*Exercise details*. Return the lines of the data below in which the string "count" occurs.

*Available data*.
"""
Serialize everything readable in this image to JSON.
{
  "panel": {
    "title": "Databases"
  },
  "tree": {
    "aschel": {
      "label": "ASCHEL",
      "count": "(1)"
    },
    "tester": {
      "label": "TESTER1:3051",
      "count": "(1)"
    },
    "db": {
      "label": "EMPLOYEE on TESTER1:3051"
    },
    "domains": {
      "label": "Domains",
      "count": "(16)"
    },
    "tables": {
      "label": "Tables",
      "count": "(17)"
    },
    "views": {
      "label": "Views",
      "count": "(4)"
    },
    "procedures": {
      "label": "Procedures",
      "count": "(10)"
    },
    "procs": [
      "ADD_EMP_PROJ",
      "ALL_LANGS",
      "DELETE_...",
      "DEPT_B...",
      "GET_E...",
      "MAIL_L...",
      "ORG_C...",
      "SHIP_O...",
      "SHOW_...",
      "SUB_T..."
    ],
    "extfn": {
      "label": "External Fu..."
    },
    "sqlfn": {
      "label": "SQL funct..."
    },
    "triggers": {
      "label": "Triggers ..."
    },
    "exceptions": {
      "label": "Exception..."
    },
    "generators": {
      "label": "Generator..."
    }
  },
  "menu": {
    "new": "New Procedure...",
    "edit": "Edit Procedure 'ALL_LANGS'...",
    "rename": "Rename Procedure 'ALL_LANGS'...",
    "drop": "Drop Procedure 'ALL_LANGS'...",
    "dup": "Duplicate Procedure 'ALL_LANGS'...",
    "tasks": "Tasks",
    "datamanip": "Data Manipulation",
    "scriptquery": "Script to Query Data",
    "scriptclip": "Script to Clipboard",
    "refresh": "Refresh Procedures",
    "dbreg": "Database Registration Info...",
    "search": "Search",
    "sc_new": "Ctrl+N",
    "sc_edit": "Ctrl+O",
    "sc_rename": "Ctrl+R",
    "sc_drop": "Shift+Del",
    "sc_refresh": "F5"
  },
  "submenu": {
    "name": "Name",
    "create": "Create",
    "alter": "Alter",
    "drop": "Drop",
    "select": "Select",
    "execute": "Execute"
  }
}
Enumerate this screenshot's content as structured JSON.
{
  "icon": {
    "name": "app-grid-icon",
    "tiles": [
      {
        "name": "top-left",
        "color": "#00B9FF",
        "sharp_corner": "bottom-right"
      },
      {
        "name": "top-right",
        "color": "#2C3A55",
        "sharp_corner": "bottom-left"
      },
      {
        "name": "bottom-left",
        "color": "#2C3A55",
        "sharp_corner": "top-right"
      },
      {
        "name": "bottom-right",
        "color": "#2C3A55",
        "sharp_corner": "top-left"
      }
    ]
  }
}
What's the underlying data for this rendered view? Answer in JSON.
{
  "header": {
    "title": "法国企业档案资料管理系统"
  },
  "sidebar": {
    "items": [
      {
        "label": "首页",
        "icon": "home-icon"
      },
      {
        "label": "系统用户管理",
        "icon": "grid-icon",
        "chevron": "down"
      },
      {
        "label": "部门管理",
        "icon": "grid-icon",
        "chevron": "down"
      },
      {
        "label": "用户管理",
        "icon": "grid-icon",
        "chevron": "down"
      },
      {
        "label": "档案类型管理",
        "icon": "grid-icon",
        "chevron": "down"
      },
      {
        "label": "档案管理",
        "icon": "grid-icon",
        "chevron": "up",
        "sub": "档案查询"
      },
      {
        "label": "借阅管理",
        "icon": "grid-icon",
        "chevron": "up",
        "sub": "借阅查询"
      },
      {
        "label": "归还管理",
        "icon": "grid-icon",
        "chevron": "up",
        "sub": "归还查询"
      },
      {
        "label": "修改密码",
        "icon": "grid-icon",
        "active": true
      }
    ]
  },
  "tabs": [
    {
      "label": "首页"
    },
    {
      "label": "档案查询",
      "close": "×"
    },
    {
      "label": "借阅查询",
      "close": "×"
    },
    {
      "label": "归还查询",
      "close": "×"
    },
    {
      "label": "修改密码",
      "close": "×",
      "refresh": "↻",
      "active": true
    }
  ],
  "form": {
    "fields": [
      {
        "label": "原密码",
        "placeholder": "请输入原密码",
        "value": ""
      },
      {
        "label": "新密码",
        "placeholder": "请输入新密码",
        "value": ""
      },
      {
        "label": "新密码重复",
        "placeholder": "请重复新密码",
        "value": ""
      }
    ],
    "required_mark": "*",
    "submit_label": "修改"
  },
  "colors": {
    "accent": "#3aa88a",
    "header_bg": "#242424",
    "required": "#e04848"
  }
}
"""
*Output of the exercise*.
      "count": "(1)"
      "count": "(1)"
      "count": "(16)"
      "count": "(17)"
      "count": "(4)"
      "count": "(10)"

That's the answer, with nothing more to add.